The whistleblower who accused California prison leaders last year of providing false and misleading data to a federal court on how the state handles inmate psychiatric care made his first public appearance Tuesday, standing behind his claims and saying corrections officials concocted “utter statistical rubbish” in some cases.
Dr. Michael Golding, the chief psychiatrist at the California Department of Corrections and Rehabilitation headquarters, testified in Sacramento federal court Tuesday about what he said were repeated instances to gin up phony data the state needed to present to U.S. District Judge Kimberly J. Mueller to prove they were making progress on improving psychiatric care in the prisons.
Golding, who compiled and sent a scathing, 161-page report on psychiatric care in the prisons to the federally appointed receiver in October 2018, said there had never been anything secret about his views that corrections officials were trying to produce “extraordinarily misleading data” to come into compliance with court orders.
“I felt desperate and cornered and so I relayed it to the receiver ...” Golding said. “I told people that I was absolutely compiling this data and that I very much hoped ... they would come clean and tell people.”
State officials, who have been ordered by Mueller not to retaliate against Golding or a second whistleblower who came forward, have adamantly denied Golding’s claims, saying he based them on mistaken assumptions involving data.
A neutral expert Mueller ordered to investigate the claims concluded last May that the state did not intentionally mislead Mueller, but also found the state had used flawed decision-making and produced inaccurate data on how frequently prisoners receive psychiatric care.
As a result, Mueller ordered an evidentiary hearing that began Tuesday “to assist the court in understanding both how and why misleading information” ended up being presented.
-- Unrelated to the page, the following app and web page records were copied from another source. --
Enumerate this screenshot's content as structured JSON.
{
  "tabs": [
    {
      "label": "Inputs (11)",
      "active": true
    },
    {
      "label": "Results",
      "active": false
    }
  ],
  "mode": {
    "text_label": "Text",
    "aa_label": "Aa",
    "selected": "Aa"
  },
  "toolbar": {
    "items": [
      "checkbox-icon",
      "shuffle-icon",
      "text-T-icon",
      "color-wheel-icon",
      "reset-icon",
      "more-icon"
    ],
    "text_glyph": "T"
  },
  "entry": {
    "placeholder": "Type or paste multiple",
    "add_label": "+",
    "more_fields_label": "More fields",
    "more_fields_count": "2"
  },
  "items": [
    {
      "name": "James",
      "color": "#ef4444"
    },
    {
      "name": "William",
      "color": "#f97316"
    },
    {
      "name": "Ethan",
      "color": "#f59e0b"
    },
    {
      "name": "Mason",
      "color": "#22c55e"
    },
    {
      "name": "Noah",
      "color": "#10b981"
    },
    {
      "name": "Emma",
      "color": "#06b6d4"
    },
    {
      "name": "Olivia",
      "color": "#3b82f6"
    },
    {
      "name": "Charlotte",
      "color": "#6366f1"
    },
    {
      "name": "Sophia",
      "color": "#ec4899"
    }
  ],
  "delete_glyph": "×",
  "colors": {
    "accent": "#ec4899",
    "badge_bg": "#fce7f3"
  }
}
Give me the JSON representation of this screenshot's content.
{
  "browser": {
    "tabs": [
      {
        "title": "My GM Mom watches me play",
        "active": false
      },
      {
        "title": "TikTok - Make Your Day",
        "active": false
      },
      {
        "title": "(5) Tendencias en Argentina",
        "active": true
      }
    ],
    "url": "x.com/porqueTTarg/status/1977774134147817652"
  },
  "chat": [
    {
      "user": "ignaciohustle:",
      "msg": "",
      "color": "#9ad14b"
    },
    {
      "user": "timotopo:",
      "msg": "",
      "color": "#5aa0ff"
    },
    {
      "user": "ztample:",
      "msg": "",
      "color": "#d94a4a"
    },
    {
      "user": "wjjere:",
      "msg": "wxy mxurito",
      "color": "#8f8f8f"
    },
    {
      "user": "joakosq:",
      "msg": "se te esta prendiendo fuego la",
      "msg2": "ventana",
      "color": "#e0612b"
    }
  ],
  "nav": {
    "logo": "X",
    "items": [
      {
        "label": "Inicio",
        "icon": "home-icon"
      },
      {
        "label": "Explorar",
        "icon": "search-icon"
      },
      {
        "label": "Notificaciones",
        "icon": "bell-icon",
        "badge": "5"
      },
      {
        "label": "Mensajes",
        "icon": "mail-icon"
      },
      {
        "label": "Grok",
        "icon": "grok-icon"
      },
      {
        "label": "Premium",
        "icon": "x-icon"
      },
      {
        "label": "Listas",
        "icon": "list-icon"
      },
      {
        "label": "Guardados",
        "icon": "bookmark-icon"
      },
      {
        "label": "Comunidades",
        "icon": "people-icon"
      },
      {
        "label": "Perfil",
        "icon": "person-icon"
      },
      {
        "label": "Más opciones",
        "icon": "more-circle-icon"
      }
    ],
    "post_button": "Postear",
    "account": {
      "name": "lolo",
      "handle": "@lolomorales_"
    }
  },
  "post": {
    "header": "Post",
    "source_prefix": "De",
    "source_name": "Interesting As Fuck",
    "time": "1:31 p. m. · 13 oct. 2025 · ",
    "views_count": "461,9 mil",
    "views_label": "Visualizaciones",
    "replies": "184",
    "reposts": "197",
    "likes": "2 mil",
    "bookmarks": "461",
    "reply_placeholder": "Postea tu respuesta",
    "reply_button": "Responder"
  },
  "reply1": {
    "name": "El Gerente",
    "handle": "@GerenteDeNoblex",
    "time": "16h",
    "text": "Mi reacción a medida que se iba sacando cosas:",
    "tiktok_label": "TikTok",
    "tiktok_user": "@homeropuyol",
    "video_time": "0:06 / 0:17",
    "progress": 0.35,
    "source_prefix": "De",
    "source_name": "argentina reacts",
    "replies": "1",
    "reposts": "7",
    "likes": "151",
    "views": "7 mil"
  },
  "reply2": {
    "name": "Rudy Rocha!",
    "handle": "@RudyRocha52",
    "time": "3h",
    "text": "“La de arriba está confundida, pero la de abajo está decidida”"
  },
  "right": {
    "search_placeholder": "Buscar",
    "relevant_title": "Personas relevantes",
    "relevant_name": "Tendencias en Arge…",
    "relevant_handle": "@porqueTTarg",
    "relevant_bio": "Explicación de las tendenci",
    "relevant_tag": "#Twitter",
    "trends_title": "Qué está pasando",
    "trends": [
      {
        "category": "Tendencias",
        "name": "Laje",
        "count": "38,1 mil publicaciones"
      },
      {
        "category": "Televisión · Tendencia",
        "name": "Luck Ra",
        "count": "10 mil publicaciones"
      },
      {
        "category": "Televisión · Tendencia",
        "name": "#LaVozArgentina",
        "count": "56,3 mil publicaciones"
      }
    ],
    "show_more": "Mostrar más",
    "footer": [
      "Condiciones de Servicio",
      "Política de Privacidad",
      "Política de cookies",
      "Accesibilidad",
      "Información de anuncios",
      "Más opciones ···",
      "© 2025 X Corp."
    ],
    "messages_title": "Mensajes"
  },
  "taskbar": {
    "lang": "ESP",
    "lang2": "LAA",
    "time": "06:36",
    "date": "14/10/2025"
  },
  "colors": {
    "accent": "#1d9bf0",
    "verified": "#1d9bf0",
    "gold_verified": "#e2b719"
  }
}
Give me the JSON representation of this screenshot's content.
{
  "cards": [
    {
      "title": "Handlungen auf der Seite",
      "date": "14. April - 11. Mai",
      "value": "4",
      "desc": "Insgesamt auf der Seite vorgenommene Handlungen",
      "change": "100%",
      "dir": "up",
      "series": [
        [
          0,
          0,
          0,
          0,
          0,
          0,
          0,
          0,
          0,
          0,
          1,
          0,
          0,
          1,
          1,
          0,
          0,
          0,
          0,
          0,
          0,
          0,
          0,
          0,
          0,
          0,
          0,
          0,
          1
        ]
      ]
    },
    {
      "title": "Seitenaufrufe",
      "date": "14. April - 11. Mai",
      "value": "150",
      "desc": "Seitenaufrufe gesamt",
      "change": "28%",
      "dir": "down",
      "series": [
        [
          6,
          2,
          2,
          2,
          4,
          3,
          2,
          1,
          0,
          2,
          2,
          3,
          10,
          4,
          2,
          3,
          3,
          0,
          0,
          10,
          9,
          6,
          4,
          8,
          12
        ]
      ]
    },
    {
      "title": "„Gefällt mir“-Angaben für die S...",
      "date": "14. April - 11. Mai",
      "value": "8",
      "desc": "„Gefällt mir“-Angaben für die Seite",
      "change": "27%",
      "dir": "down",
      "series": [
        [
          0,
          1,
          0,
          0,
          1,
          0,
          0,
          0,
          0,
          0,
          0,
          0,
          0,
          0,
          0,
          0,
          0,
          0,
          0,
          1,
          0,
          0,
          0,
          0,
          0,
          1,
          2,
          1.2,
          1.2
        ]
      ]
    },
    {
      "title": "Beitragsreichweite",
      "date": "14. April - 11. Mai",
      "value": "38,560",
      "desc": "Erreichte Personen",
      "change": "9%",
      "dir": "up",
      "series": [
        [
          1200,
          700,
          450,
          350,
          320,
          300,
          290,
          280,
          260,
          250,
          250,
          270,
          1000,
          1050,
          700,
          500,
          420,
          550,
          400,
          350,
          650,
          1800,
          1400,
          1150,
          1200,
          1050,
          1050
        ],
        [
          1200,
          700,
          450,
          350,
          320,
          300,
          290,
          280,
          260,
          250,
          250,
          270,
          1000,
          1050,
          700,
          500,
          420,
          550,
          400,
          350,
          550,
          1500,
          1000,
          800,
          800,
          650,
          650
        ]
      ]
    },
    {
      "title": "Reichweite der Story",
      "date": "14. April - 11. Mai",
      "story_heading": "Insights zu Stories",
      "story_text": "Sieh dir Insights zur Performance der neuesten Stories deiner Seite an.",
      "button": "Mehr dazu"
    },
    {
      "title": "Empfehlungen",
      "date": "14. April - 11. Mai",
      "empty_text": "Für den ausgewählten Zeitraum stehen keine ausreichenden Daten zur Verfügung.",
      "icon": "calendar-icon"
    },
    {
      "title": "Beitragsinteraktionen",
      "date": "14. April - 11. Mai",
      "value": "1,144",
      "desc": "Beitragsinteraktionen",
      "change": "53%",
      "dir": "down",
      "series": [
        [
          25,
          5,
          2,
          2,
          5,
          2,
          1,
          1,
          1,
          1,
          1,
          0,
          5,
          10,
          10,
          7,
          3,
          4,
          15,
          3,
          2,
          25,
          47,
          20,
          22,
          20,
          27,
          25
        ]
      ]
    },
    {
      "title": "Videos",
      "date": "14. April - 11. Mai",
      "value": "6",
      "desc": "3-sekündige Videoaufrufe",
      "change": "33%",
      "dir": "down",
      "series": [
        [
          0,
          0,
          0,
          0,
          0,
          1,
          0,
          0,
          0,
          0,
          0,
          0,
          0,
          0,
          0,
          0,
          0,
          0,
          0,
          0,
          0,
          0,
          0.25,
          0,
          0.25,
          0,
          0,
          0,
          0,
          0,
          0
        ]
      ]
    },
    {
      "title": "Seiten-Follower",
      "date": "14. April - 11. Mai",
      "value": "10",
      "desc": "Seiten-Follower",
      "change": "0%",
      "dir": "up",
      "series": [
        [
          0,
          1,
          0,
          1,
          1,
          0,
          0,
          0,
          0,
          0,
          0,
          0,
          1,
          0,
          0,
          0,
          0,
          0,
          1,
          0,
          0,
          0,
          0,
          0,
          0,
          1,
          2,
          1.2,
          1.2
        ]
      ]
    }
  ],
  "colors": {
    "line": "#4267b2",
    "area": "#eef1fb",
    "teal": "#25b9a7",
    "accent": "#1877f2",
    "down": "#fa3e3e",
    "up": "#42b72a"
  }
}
Golding’s claims came just before the state and attorneys for the inmates were about to sign an agreement allowing for a significant reduction in psychiatric staffing at the prisons because of data showing marked improvements in care.
But once his report came out that agreement blew up, with attorneys for the inmates saying the trust they had built up with corrections officials over the years had been damaged.
Golding said the reported improvements the agreement had been based upon stemmed from urgent attempts inside CDCR to come into compliance with court orders, including one move where the requirement that inmates receive psychiatric treatment every 30 days was changed to 45 and then 60 days to show prisoners were getting the care they needed on time.
Once the change was made, the “dashboard” tracking inmate psychiatric visits showed a remarkable improvement, he said.
“The dashboard had turned green and psychiatrists from across the state were contacting us and laughing” about how easily the problem had been solved, Golding testified.
In May 2018, using the improved data, officials came up with a plan to reduce psychiatric staffing by 20 percent, he said, and asked him to approve of it without letting him read the plan.
“They asked me to sign an affidavit that I agreed with it and I told them unless I was able to read it I wouldn’t do that,” he said. “It was ridiculous.
“We told them it was entirely inappropriate.”
Golding also testified that data showing whether inmates made their scheduled appointments could be altered.
“Appointment can actually be disappeared,” he said.
The state has rejected Golding’s claims, saying he had ample opportunity to work inside the system to air his complaints, and former Deputy Director Katherine Tebrock testified later Tuesday that there was no effort to create phony data.
Instead, she said, the idea of shifting the requirement of psychiatric appointments from 30 days to 45 and later 60 days came from doctors at the prisons, not from officials in the governor’s office pressing for the state to get out from federal control of inmate health care.
“My understanding is the request came in from the field to ease demands on psychiatrists in the field,” she said. “That was the impetus for the change.
“There was never an intent to drive any kind of more favorable results in this case.”